— Aim of the exercise —
Restate the following entries exactly. Keep the pictures out.
──────────────────────────────
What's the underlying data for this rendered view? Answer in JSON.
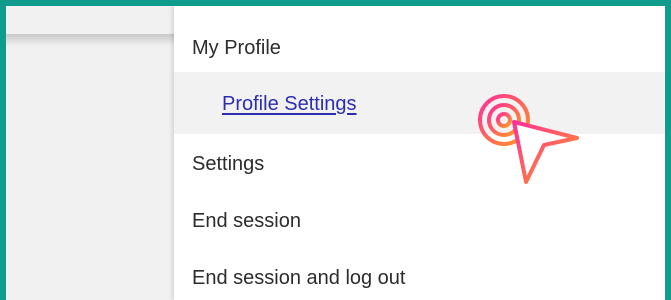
{
  "menu": {
    "items": [
      {
        "label": "My Profile"
      },
      {
        "label": "Profile Settings",
        "highlighted": true
      },
      {
        "label": "Settings"
      },
      {
        "label": "End session"
      },
      {
        "label": "End session and log out"
      }
    ]
  },
  "icons": {
    "cursor": "click-cursor-icon"
  },
  "colors": {
    "frame_border": "#0f9c8c",
    "link": "#2d2db0",
    "highlight_bg": "#f2f2f2",
    "cursor_gradient_start": "#ff2e9a",
    "cursor_gradient_end": "#ff9a1f"
  }
}
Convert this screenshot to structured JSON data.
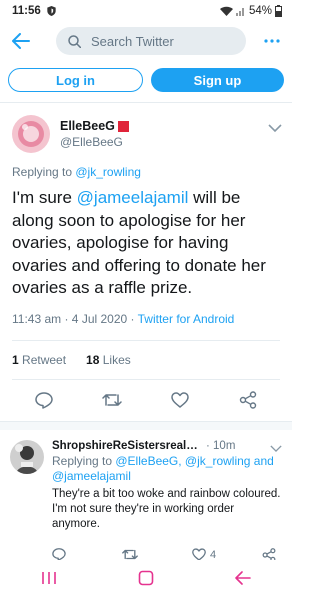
{
  "status_bar": {
    "time": "11:56",
    "battery": "54%"
  },
  "search": {
    "placeholder": "Search Twitter"
  },
  "auth": {
    "login_label": "Log in",
    "signup_label": "Sign up"
  },
  "tweet": {
    "display_name": "ElleBeeG",
    "handle": "@ElleBeeG",
    "replying_prefix": "Replying to ",
    "replying_to": "@jk_rowling",
    "text_mention": "@jameelajamil",
    "text_before": "I'm sure ",
    "text_after": " will be along soon to apologise for her ovaries, apologise for having ovaries and offering to donate her ovaries as a raffle prize.",
    "timestamp": "11:43 am · 4 Jul 2020 · ",
    "client": "Twitter for Android",
    "retweets_count": "1",
    "retweets_label": " Retweet",
    "likes_count": "18",
    "likes_label": " Likes"
  },
  "reply": {
    "display_name": "ShropshireReSistersrealname...",
    "time": "· 10m",
    "replying_prefix": "Replying to ",
    "replying_to": "@ElleBeeG, @jk_rowling and @jameelajamil",
    "text": "They're a bit too woke and rainbow coloured. I'm not sure they're in working order anymore.",
    "likes_count": "4"
  },
  "colors": {
    "accent": "#1da1f2",
    "badge_red": "#e0243a",
    "muted": "#657786"
  },
  "icons": [
    "shield-icon",
    "wifi-icon",
    "signal-icon",
    "battery-icon",
    "back-arrow-icon",
    "search-icon",
    "more-icon",
    "chevron-down-icon",
    "reply-icon",
    "retweet-icon",
    "like-icon",
    "share-icon",
    "recents-icon",
    "home-icon",
    "nav-back-icon"
  ]
}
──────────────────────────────
— Solution for this task —
What's the underlying data for this rendered view? Answer in JSON.
{
  "menu": {
    "items": [
      {
        "label": "My Profile"
      },
      {
        "label": "Profile Settings",
        "highlighted": true
      },
      {
        "label": "Settings"
      },
      {
        "label": "End session"
      },
      {
        "label": "End session and log out"
      }
    ]
  },
  "icons": {
    "cursor": "click-cursor-icon"
  },
  "colors": {
    "frame_border": "#0f9c8c",
    "link": "#2d2db0",
    "highlight_bg": "#f2f2f2",
    "cursor_gradient_start": "#ff2e9a",
    "cursor_gradient_end": "#ff9a1f"
  }
}
Convert this screenshot to structured JSON data.
{
  "status_bar": {
    "time": "11:56",
    "battery": "54%"
  },
  "search": {
    "placeholder": "Search Twitter"
  },
  "auth": {
    "login_label": "Log in",
    "signup_label": "Sign up"
  },
  "tweet": {
    "display_name": "ElleBeeG",
    "handle": "@ElleBeeG",
    "replying_prefix": "Replying to ",
    "replying_to": "@jk_rowling",
    "text_mention": "@jameelajamil",
    "text_before": "I'm sure ",
    "text_after": " will be along soon to apologise for her ovaries, apologise for having ovaries and offering to donate her ovaries as a raffle prize.",
    "timestamp": "11:43 am · 4 Jul 2020 · ",
    "client": "Twitter for Android",
    "retweets_count": "1",
    "retweets_label": " Retweet",
    "likes_count": "18",
    "likes_label": " Likes"
  },
  "reply": {
    "display_name": "ShropshireReSistersrealname...",
    "time": "· 10m",
    "replying_prefix": "Replying to ",
    "replying_to": "@ElleBeeG, @jk_rowling and @jameelajamil",
    "text": "They're a bit too woke and rainbow coloured. I'm not sure they're in working order anymore.",
    "likes_count": "4"
  },
  "colors": {
    "accent": "#1da1f2",
    "badge_red": "#e0243a",
    "muted": "#657786"
  },
  "icons": [
    "shield-icon",
    "wifi-icon",
    "signal-icon",
    "battery-icon",
    "back-arrow-icon",
    "search-icon",
    "more-icon",
    "chevron-down-icon",
    "reply-icon",
    "retweet-icon",
    "like-icon",
    "share-icon",
    "recents-icon",
    "home-icon",
    "nav-back-icon"
  ]
}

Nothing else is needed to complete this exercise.